In AFP’s telling, the group has been growing its reach and influence, involving itself in 457 races last year, including 22 federal primaries and nearly 200 state-level primaries. Across the cycle, “grassroots advocates” knocked on 7 million doors, and more than 100 million pieces of AFP literature were sent to voters.
But sources around the Koch network, which rebranded as Stand Together in 2019, fretted that AFP had tarnished its brand within the conservative movement, especially after the forced departure of longtime president Tim Phillips. One ex-AFP organizer summed up Kochworld’s Trump-era priorities — and how they looked to MAGA voters — as open borders and getting criminals out of jail.
During Barack Obama’s presidency, AFP channeled a conservative backlash into rallies and agenda-setting conferences that sought to focus tea party energy on their longtime small government causes. Heading into the 2016 cycle, some commentators argued their network had grown so large and powerful that it had essentially become a political party in its own right.
Then came Trump, who the network refused to invite to one of its last big grassroots events, and whose campaign they refused to let access its in-house data network, i360. Trump sarcastically wished “good luck” to the “puppets” who “traveled to California to beg for money etc. from the Koch Brothers” at their donor conference in 2015.
His unexpected White House win divided Kochworld. Some operatives headed into his administration, and others stayed in the network, setting themselves apart from the new GOP. Americans for Prosperity spent millions to support Trump’s 2017 tax reform legislation, but a D.C. rally that year to show support for dismantling Obamacare got a fraction of the tea party-era crowds. Their biggest achievement was probably the First Step Act, a sentencing and prison reform bill that Trump signed in 2018 before rising crime turned the party sharply against similar efforts.
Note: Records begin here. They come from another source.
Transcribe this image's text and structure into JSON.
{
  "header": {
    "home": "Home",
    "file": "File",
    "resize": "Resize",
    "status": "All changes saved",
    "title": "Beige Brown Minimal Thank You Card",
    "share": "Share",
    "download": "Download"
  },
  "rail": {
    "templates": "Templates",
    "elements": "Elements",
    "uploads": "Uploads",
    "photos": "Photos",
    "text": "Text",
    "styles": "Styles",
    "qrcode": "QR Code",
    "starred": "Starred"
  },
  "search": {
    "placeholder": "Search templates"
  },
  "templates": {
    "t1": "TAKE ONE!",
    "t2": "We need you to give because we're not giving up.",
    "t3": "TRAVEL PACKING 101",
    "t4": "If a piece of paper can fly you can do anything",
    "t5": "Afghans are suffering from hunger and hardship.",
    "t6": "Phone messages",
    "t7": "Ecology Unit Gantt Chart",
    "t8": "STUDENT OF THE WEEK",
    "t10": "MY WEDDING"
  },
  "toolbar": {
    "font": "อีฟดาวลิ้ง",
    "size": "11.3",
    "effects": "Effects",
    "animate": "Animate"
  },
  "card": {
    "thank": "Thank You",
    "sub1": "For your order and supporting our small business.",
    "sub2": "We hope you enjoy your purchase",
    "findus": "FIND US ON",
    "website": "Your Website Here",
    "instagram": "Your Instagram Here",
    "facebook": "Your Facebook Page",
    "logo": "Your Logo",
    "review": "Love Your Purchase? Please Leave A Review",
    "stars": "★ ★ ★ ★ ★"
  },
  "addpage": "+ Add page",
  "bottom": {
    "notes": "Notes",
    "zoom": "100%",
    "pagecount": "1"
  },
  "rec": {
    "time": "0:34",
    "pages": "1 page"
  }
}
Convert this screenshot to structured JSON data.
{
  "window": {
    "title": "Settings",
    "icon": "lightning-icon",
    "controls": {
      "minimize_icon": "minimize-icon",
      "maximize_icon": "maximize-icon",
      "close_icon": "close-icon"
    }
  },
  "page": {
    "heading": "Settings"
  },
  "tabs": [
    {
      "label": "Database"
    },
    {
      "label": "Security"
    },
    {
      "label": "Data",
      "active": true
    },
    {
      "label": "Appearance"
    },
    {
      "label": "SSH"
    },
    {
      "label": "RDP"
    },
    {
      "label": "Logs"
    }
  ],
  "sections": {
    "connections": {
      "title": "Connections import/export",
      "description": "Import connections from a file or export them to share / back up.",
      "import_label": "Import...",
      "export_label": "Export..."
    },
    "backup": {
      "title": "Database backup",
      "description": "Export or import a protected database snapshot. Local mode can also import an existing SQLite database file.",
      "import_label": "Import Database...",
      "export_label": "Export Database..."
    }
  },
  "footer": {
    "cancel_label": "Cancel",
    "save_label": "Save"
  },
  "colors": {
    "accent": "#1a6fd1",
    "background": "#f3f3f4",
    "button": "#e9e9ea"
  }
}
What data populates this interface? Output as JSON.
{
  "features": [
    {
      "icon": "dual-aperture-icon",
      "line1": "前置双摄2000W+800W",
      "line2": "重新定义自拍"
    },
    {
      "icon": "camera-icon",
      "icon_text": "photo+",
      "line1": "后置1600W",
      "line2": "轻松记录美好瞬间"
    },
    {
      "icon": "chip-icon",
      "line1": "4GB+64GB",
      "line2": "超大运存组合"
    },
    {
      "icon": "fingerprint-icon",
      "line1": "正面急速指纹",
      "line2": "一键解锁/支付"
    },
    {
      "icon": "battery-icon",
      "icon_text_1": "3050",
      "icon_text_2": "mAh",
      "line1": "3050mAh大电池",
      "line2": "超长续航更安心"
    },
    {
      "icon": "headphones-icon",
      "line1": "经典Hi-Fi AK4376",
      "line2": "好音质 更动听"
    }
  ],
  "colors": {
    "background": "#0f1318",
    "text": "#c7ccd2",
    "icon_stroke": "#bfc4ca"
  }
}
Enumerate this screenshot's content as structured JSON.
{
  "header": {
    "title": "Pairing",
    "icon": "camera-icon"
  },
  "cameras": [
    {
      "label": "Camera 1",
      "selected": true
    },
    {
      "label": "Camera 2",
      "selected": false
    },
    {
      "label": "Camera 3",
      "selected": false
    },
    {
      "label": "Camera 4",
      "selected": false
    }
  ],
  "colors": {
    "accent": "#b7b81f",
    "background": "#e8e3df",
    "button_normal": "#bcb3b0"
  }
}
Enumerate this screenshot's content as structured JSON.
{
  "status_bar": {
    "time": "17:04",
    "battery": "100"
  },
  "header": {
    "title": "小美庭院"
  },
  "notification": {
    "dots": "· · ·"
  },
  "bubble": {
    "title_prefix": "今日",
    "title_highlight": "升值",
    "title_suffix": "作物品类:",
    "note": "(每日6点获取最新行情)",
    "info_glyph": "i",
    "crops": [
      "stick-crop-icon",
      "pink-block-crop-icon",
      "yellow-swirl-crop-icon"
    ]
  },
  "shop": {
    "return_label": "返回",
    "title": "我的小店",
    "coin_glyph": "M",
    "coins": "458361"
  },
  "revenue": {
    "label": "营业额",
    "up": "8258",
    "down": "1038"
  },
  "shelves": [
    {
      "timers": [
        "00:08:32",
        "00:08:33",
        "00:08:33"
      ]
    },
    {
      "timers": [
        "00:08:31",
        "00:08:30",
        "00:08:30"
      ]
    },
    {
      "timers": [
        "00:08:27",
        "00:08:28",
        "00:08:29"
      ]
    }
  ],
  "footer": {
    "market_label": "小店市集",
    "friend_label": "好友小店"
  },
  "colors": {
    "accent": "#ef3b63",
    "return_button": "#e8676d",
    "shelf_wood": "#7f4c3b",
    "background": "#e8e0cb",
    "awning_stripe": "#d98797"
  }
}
As Trump’s presidency went on, Kochworld rebranded. Chase Koch, Charles’s son and now the executive VP of Koch Industries, cultivated a post-partisan image as his role grew. “I have found that focusing on the things you can agree on can lead to amazing opportunities to solve problems, even if you disagree on a whole host of other issues,” the younger Koch told Politico in 2018.
The coalition that had tried to smother Obamacare in the crib was adopting a similar new image, looking for bipartisan wins in a time of maximum polarization. After the murder of George Floyd, Stand Together CEO Brian Hooks co-authored an op-ed that celebrated how “laws that criminalize poverty and reinforce systemic racism are being changed.” And after that year’s election, Charles Koch told the Wall Street Journal that he regretted the “partisanship” his network had engaged in, refusing to say whether he’d voted for Trump or for Joe Biden.
AFP’s new approach reflects that attitude — less government-bashing, more talk about personal empowerment. Still, AFP allies would tell critics on the right that they’ve had plenty of success quietly lobbying for conservative bills in GOP-led legislatures. The question is whether their current pitch still has purchase with MAGA-era Republicans in a presidential contest.
The View From Koch World
Former AFP president Nancy Pfotenhauer told Semafor that the group conducted “a no holds barred analysis in 2020,” identifying problems with its previous tactics before any critics could show up and second-guess it. And they believe the results show they’re still on track to be a successful organization.
“AFP was more effective on every measure than it had ever been: more activists, more effective and successful policy engagement, including economic issues, and greater financial stability,” Pfotenhauer said in a statement. “It’s remarkable what they have done in the states. And as you know, states lead federal efforts on the policy front.”